In fluid dynamics, Airy wave theory gives a linearised description of the propagation of gravity waves on the surface of a homogeneous fluid layer. The theory assumes that the fluid layer has a uniform mean depth, and that the fluid flow is inviscid, incompressible and irrotational. This theory was first published, in correct form, by George Biddell Airy in the 19th century.
A deep sea community is any community of organisms associated by a shared habitat in the deep sea. Deep sea communities remain largely unexplored, due to the technological and logistical challenges and expense involved in visiting this remote biome. Because of the unique challenges, it was long believed that little life existed in this hostile environment. Since the 19th century however, research has demonstrated that significant biodiversity exists in the deep sea.
A contourite is a sedimentary deposit commonly formed on continental rise to lower slope settings, although they may occur anywhere that is below storm wave base. Countourites are produced by thermohaline-induced deepwater bottom currents and may be influenced by wind or tidal forces. The geomorphology of contourite deposits is mainly influenced by the deepwater bottom-current velocity, sediment supply, and seafloor topography.
Offshore geotechnical engineering is a sub-field of geotechnical engineering. It is concerned with foundation design, construction, maintenance and decommissioning for human-made structures in the sea. Oil platforms, artificial islands and submarine pipelines are examples of such structures.
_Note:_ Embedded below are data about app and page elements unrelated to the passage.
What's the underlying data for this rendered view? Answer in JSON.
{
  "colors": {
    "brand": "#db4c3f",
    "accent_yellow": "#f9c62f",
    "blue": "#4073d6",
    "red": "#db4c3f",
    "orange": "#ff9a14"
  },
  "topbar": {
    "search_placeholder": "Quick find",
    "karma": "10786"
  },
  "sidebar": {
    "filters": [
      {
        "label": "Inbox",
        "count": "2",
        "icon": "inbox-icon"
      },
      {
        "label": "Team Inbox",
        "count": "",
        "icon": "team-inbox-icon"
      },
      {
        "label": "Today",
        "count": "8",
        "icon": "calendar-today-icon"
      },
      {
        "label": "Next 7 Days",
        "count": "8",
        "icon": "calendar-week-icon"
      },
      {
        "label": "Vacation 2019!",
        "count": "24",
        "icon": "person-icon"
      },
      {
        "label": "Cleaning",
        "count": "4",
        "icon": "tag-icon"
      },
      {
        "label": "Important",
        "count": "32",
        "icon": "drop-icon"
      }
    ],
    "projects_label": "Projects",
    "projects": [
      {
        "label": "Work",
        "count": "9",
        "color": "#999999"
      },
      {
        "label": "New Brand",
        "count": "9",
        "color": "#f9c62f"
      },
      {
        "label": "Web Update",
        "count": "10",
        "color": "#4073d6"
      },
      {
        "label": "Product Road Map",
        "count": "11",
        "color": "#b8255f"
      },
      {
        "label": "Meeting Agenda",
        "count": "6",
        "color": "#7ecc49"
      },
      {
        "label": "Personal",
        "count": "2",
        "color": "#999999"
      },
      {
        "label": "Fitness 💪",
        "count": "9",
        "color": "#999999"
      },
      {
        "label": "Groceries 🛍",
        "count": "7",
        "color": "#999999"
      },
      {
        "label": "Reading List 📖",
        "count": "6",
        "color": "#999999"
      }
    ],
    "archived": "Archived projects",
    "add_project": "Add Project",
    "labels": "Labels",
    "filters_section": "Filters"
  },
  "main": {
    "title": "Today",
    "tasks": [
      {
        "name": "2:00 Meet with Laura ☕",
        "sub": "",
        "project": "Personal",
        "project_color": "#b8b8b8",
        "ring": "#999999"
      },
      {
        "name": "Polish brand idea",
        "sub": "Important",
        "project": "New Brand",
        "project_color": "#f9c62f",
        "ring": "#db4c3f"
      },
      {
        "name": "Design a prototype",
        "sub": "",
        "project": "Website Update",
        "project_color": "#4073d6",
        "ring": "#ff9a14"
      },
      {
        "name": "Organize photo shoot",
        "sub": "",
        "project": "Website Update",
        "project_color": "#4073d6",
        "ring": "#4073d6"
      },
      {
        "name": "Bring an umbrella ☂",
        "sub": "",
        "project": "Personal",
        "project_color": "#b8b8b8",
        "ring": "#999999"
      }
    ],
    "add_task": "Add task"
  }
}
The seabed has to be able to withstand the weight of these structures and the applied loads. Geohazards must also be taken into account. The need for offshore developments stems from a gradual depletion of hydrocarbon reserves onshore or near the coastlines, as new fields are being developed at greater distances offshore and in deeper water, with a corresponding adaptation of the offshore site investigations. Today, there are more than 7,000 offshore platforms operating at a water depth up to and exceeding 2000 m. A typical field development extends over tens of square kilometers, and may comprise several fixed structures, infield flowlines with an export pipeline either to the shoreline or connected to a regional trunkline.